At that point the Federal Government would step in. The secret service would drive down some street in middle income California and look for somebody unloading groceries or mowing their own lawn.
They would have secret service take over the house of these folks for a term to keep the house in good shape. The family would be relocated to Sacramento. The head of household would be the one to take office. They would have a actual view of reality, what day to day problems are and have the same "experts" that are available now for better or worse. But, at least there would be some form of a real person closer to the real daily problems in office.
I followed Mark Horvath of http://www.invisiblepeople.tv/ and http://www.hardlynormal.com/ and looked at his slide show of great shots. Mark has a great style of taking basic photos, unedited video and letting the subject speak for itself.
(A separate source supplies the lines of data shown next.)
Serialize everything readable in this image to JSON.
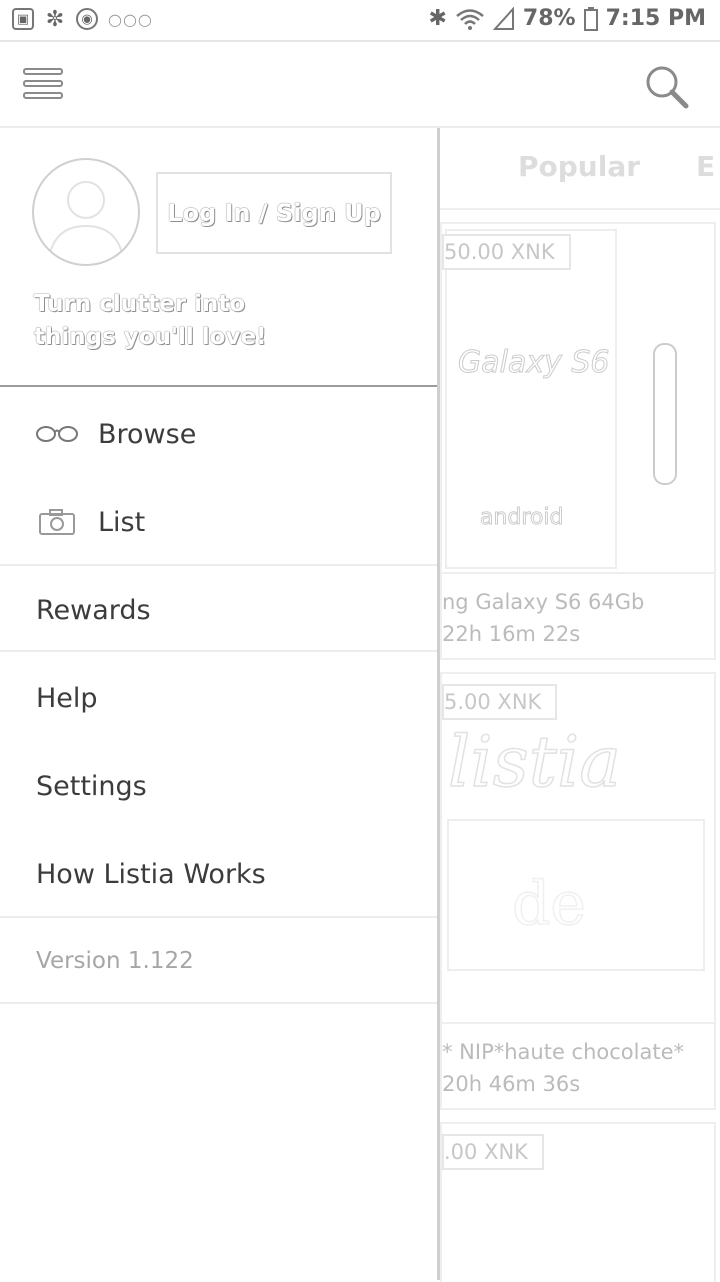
{
  "status_bar": {
    "battery": "78%",
    "time": "7:15 PM",
    "icons": [
      "gallery-icon",
      "pinwheel-icon",
      "target-icon",
      "more-dots-icon",
      "bluetooth-icon",
      "wifi-icon",
      "signal-icon",
      "battery-icon"
    ]
  },
  "app_bar": {
    "menu_icon": "hamburger-menu-icon",
    "search_icon": "search-icon"
  },
  "background": {
    "tabs": [
      "Popular",
      "E"
    ],
    "cards": [
      {
        "price": "50.00 XNK",
        "title": "ng Galaxy S6 64Gb",
        "time": "22h 16m 22s"
      },
      {
        "price": "5.00 XNK",
        "title": "* NIP*haute chocolate*",
        "time": "20h 46m 36s"
      },
      {
        "price": ".00 XNK"
      }
    ]
  },
  "drawer": {
    "login_label": "Log In / Sign Up",
    "tagline": "Turn clutter into things you'll love!",
    "items": [
      {
        "label": "Browse",
        "icon": "glasses-icon"
      },
      {
        "label": "List",
        "icon": "camera-icon"
      },
      {
        "label": "Rewards"
      },
      {
        "label": "Help"
      },
      {
        "label": "Settings"
      },
      {
        "label": "How Listia Works"
      }
    ],
    "version": "Version 1.122"
  }
}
Many times he asks the simple question ... if you could have three wishes ....
From the series ... America Out of Work
From helping run a school to taking handouts
Victoria Colliver, San Francisco Chronicle
I saw that California was in the big 3 .... http://economix.blogs.nytimes.com/2010/09/07/a-tale-of-three-states/
But Los Angeles made #2 in another story when it came to most stressed out cities in the USA. A nice PDF file with the results here: http://www.portfolio.com/resources/Portfolio-2010-Metro-Area-Stress-Rank.pdf
Another piece from America Out of Work
For many unemployed workers, jobs aren't coming back